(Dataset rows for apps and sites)
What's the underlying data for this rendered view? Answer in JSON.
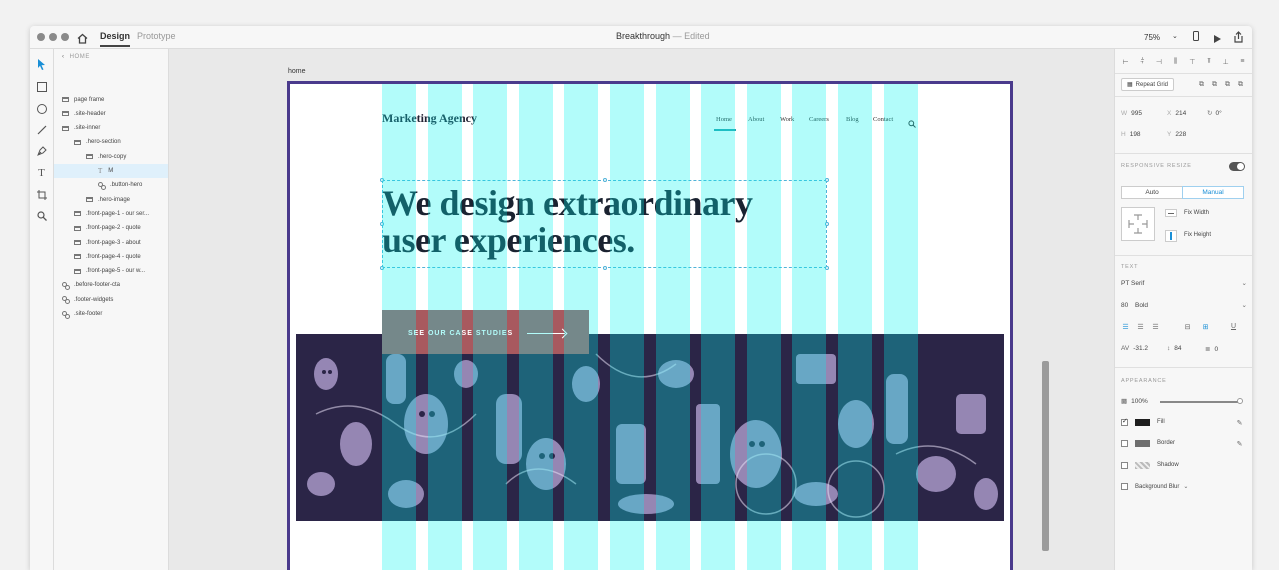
{
  "app": {
    "tabs": [
      "Design",
      "Prototype"
    ],
    "document_title": "Breakthrough",
    "document_status": "Edited",
    "title_separator": "—",
    "zoom": "75%"
  },
  "layers": {
    "back_label": "HOME",
    "items": [
      {
        "label": "page frame",
        "type": "folder",
        "indent": 0
      },
      {
        "label": ".site-header",
        "type": "folder",
        "indent": 0
      },
      {
        "label": ".site-inner",
        "type": "folder",
        "indent": 0
      },
      {
        "label": ".hero-section",
        "type": "folder",
        "indent": 1
      },
      {
        "label": ".hero-copy",
        "type": "folder",
        "indent": 2
      },
      {
        "label": "M",
        "type": "text",
        "indent": 3
      },
      {
        "label": ".button-hero",
        "type": "component",
        "indent": 3
      },
      {
        "label": ".hero-image",
        "type": "folder",
        "indent": 2
      },
      {
        "label": ".front-page-1 - our ser...",
        "type": "folder",
        "indent": 1
      },
      {
        "label": ".front-page-2 - quote",
        "type": "folder",
        "indent": 1
      },
      {
        "label": ".front-page-3 - about",
        "type": "folder",
        "indent": 1
      },
      {
        "label": ".front-page-4 - quote",
        "type": "folder",
        "indent": 1
      },
      {
        "label": ".front-page-5 - our w...",
        "type": "folder",
        "indent": 1
      },
      {
        "label": ".before-footer-cta",
        "type": "component",
        "indent": 0
      },
      {
        "label": ".footer-widgets",
        "type": "component",
        "indent": 0
      },
      {
        "label": ".site-footer",
        "type": "component",
        "indent": 0
      }
    ]
  },
  "artboard": {
    "name": "home",
    "brand": "Marketing Agency",
    "nav": [
      "Home",
      "About",
      "Work",
      "Careers",
      "Blog",
      "Contact"
    ],
    "headline_line1": "We design extraordinary",
    "headline_line2": "user experiences.",
    "cta_label": "SEE OUR CASE STUDIES",
    "grid_column_count": 12
  },
  "inspector": {
    "repeat_grid": "Repeat Grid",
    "w_label": "W",
    "w_value": "995",
    "x_label": "X",
    "x_value": "214",
    "rotation": "0°",
    "h_label": "H",
    "h_value": "198",
    "y_label": "Y",
    "y_value": "228",
    "responsive_resize": "RESPONSIVE RESIZE",
    "auto": "Auto",
    "manual": "Manual",
    "fix_width": "Fix Width",
    "fix_height": "Fix Height",
    "text_section": "TEXT",
    "font_family": "PT Serif",
    "font_size": "80",
    "font_weight": "Bold",
    "char_spacing": "-31.2",
    "line_spacing": "84",
    "para_spacing": "0",
    "appearance": "APPEARANCE",
    "opacity": "100%",
    "opacity_level": 1.0,
    "fill": "Fill",
    "border": "Border",
    "shadow": "Shadow",
    "background_blur": "Background Blur",
    "fill_color": "#1e1e1e",
    "border_color": "#6e6e6e",
    "accent_color": "#1a8fd6"
  }
}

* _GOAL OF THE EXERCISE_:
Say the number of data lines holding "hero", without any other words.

* _RESPONSE TO THIS EXERCISE_:
4